"As a company promoting a product that is critical to environmental sustainability, we felt it was important to practice what we preach and chose a compostable packaging material for our SoilBuilder bag," says Gary Gittere, McGill's product sales and marketing manager. "Though the majority of composting facilities use less robust processes and can't accept biodegradable plastics, ours is a high-rate technology that can handle these types of compostable materials."
Customers living in municipalities using McGill recycling services will be able to recycle the bag by tossing it in with the yard waste or food waste. Leading up to bag launch, McGill will be working with its waste generator and compost sales customers to provide guidelines about bag recycling and adding information to its website.

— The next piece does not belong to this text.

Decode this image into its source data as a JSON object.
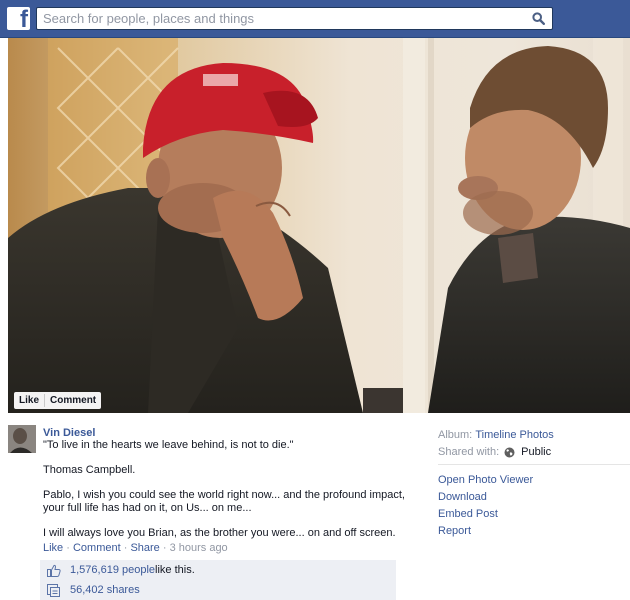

For compost customers who do not live in communities served by high-rate composting facilities, they can feel better about sending empty bags to the landfill, because the bag will biodegrade over a period of 5-10 years instead centuries.
"About 75 percent of U.S. landfills now harvest the methane resulting from anaerobic (without oxygen) degradation of organics and convert it into some type of energy," explains Gittere. "We always encourage high-rate composting as the first reuse option for any biodegradable material, because returning organic matter to soil to provide food and clean water is a higher and more practical and affordable use than energy production. But when that's not possible, landfill degradation still offers an opportunity for beneficial reuse through energy options."
McGill, which has been marketing bulk products to the professional landscaping, turfgrass and erosion/stormwater management industries for over 20 years, decided to invest in a higher grade bag based on the success of its test market in the mid-Atlantic region.
"Reception for the bagged product was very positive, and we listened to what our customers had to say. As a result, we also redesigned the 2013 bag, which will feature a full-color photo for higher visual impact, as well as logos for our new Lock the Loop and Made Locally consumer education programs," Gittere added. "The QR code on the back of the bag will take consumers directly to a webpage where they will find a list of communities where McGill bags can be composted and a map providing a list of retailers carrying the compostable bag and our bulk products."
Founded in 1991, McGill is credited with pioneering indoor, industrial-scale composting as a revenue-producing service and recycling technology for mainstream waste management. It provides recycling services to more than 200 volume generators in the public and private sectors, currently manufacturing about 400,000 cubic yards of compost products annually. Since 1991, it has recycled over 4 million tons of biodegradable by-products and residuals for beneficial reuse as soil amendments.
More information about the company, its process and services may be found at http://www.mcgillcompost.com. More information about its branded line of premium compost products is at http://www.mcgillsoilbuilder.com. For all other inquiries, please contact Lynn Lucas at 910-532-2539 or email thecompostpeople@